Being a Mentor: Not Just for Folks at the Top of the Ladder

What do you see when you picture a mentor? I realized recently that when I pictured a mentor, I pictured someone at the height of her career – someone who’d reached the top of a ladder and accomplished all her goals. I didn’t picture someone like myself, since I still have goals I want to accomplish, things I want to learn, experiences I want to have. That was my perception—until last Thursday morning at the Raleigh Women’s Leadership Conference when I realized: I can mentor. While I may not be a President or CEO, my career experience is valuable and could likely help someone at an earlier stage of her career.

Listening to the hugely successful women on the stage at the Raleigh Convention Center, including new Raleigh Chamber CEO Adrienne Cole, made me think how much I would have loved to have one of them as a manager in my earlier career days. Fortunately, I work for an amazing businesswoman, but getting to this point in my career did not come easy. I spent many tumultuous years navigating corporate America after leaving the public education classroom. I worked for a few great folks and a few not so great folks along the way. I keep in touch with a few of the influential leaders and consider some of them my mentors, although it was never anything formal.

Most recently one of these mentors told me—keep your foot in the working world but don’t miss out on your baby at home. Advice that was tailored to me and not right for everyone, but it was helpful for me to hear. At the time she said it I had no idea how I was going to manage to follow her advice but those words stuck with me as I made my recent career move. In February I moved from a global publishing company to Reify Media. Flexible work hours are the norm and family is important at Reify Media. The look of envy in people’s eyes when I tell them about my new role is the affirmation that I made the right move when I followed my mentor’s advice.

Now what?

In one morning spent at the Women’s Leadership Conference, I’ve realized I have the right stuff to help younger women in their careers. For years, I’ve had friends on Facebook and Linkedin reach out to ask how I made the leap from the elementary classroom to sales. I always love telling people my story and encouraging them to take the next step in their lives. I never thought of it as mentoring but it is. I was using my experiences to help guide the paths of those following me in their careers. The break-out sessions at the Women’s Leadership Conference further affirmed I have experiences to share. A fire has been lit inside of me to reach out and become a mentor in the Raleigh community.

As I was passionately telling Reify Media’s President (and my boss) about the conference and about my mentoring epiphany, she told me about the Mentoring Monday event hosted by Bizwomen coming up on April 3. This will be my next step in this mentoring journey. I plan to attend and hopefully connect with a mentor for myself. I plan to pick their brain about business but I also want to learn about how they got involved in being a mentor, so that I can transition to not only having a mentor but also to being a mentor for others.

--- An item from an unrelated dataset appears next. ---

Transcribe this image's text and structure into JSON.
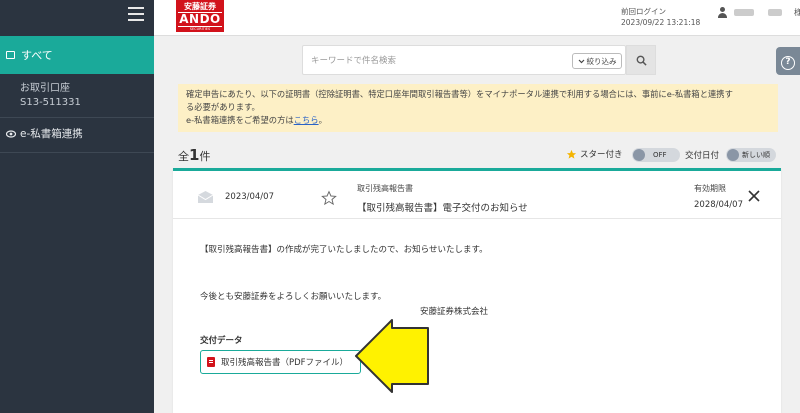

My final thought on this is that Raleigh is lucky to have such an amazing group of female leaders. The crowd of around 600 at the Raleigh Women’s Leadership Conference affirmed it. Having a mentor event solely focused on women in business affirms it. I am excited to grow as a mentor and mentee. Stayed tuned to hear about my experience as I join in on Mentoring Monday on April 3, 2017 on NCSU’s campus.

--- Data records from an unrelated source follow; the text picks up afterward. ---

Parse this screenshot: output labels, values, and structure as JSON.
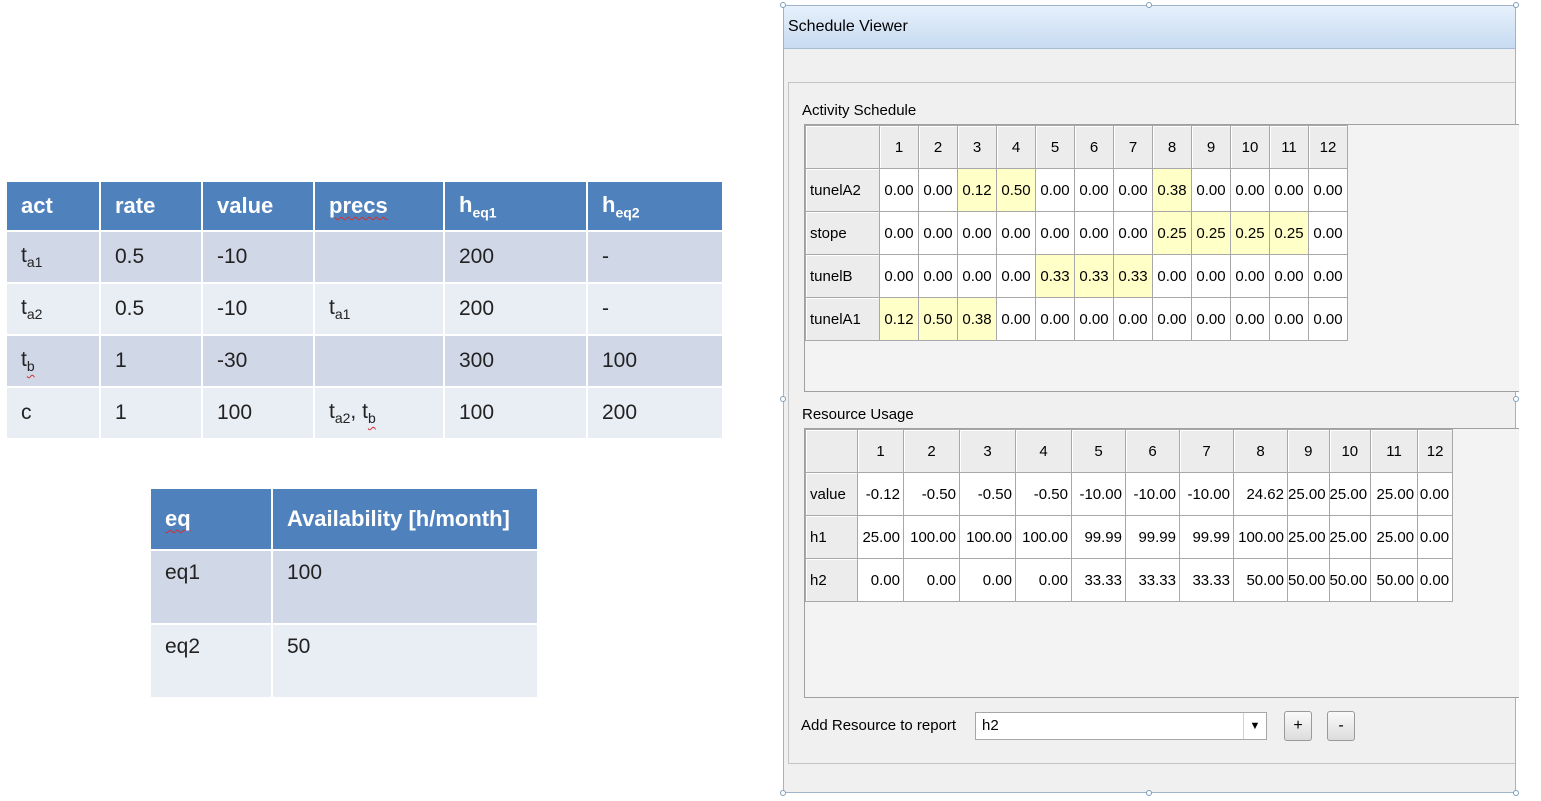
{
  "params_table": {
    "headers": [
      {
        "base": "act",
        "sub": ""
      },
      {
        "base": "rate",
        "sub": ""
      },
      {
        "base": "value",
        "sub": ""
      },
      {
        "base": "precs",
        "sub": ""
      },
      {
        "base": "h",
        "sub": "eq1"
      },
      {
        "base": "h",
        "sub": "eq2"
      }
    ],
    "rows": [
      {
        "act": {
          "base": "t",
          "sub": "a1"
        },
        "rate": "0.5",
        "value": "-10",
        "precs": [],
        "heq1": "200",
        "heq2": "-"
      },
      {
        "act": {
          "base": "t",
          "sub": "a2"
        },
        "rate": "0.5",
        "value": "-10",
        "precs": [
          {
            "base": "t",
            "sub": "a1"
          }
        ],
        "heq1": "200",
        "heq2": "-"
      },
      {
        "act": {
          "base": "t",
          "sub": "b"
        },
        "rate": "1",
        "value": "-30",
        "precs": [],
        "heq1": "300",
        "heq2": "100"
      },
      {
        "act": {
          "base": "c",
          "sub": ""
        },
        "rate": "1",
        "value": "100",
        "precs": [
          {
            "base": "t",
            "sub": "a2"
          },
          {
            "base": "t",
            "sub": "b"
          }
        ],
        "heq1": "100",
        "heq2": "200"
      }
    ]
  },
  "availability_table": {
    "headers": [
      "eq",
      "Availability [h/month]"
    ],
    "rows": [
      [
        "eq1",
        "100"
      ],
      [
        "eq2",
        "50"
      ]
    ]
  },
  "window": {
    "title": "Schedule Viewer",
    "activity_label": "Activity Schedule",
    "activity_columns": [
      "1",
      "2",
      "3",
      "4",
      "5",
      "6",
      "7",
      "8",
      "9",
      "10",
      "11",
      "12"
    ],
    "activity_rows": [
      {
        "name": "tunelA2",
        "values": [
          "0.00",
          "0.00",
          "0.12",
          "0.50",
          "0.00",
          "0.00",
          "0.00",
          "0.38",
          "0.00",
          "0.00",
          "0.00",
          "0.00"
        ],
        "highlight": [
          2,
          3,
          7
        ]
      },
      {
        "name": "stope",
        "values": [
          "0.00",
          "0.00",
          "0.00",
          "0.00",
          "0.00",
          "0.00",
          "0.00",
          "0.25",
          "0.25",
          "0.25",
          "0.25",
          "0.00"
        ],
        "highlight": [
          7,
          8,
          9,
          10
        ]
      },
      {
        "name": "tunelB",
        "values": [
          "0.00",
          "0.00",
          "0.00",
          "0.00",
          "0.33",
          "0.33",
          "0.33",
          "0.00",
          "0.00",
          "0.00",
          "0.00",
          "0.00"
        ],
        "highlight": [
          4,
          5,
          6
        ]
      },
      {
        "name": "tunelA1",
        "values": [
          "0.12",
          "0.50",
          "0.38",
          "0.00",
          "0.00",
          "0.00",
          "0.00",
          "0.00",
          "0.00",
          "0.00",
          "0.00",
          "0.00"
        ],
        "highlight": [
          0,
          1,
          2
        ]
      }
    ],
    "resource_label": "Resource Usage",
    "resource_columns": [
      "1",
      "2",
      "3",
      "4",
      "5",
      "6",
      "7",
      "8",
      "9",
      "10",
      "11",
      "12"
    ],
    "resource_rows": [
      {
        "name": "value",
        "values": [
          "-0.12",
          "-0.50",
          "-0.50",
          "-0.50",
          "-10.00",
          "-10.00",
          "-10.00",
          "24.62",
          "25.00",
          "25.00",
          "25.00",
          "0.00"
        ]
      },
      {
        "name": "h1",
        "values": [
          "25.00",
          "100.00",
          "100.00",
          "100.00",
          "99.99",
          "99.99",
          "99.99",
          "100.00",
          "25.00",
          "25.00",
          "25.00",
          "0.00"
        ]
      },
      {
        "name": "h2",
        "values": [
          "0.00",
          "0.00",
          "0.00",
          "0.00",
          "33.33",
          "33.33",
          "33.33",
          "50.00",
          "50.00",
          "50.00",
          "50.00",
          "0.00"
        ]
      }
    ],
    "add_resource_label": "Add Resource to report",
    "resource_select_value": "h2",
    "plus_label": "+",
    "minus_label": "-"
  },
  "colors": {
    "header_blue": "#4f81bd",
    "row_dark": "#d0d8e8",
    "row_light": "#e9edf4",
    "highlight_yellow": "#ffffc8"
  }
}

This article was also published on LinkedIn as https://www.linkedin.com/pulse/being-mentor-just-folks-top-ladder-kathryn-dunn.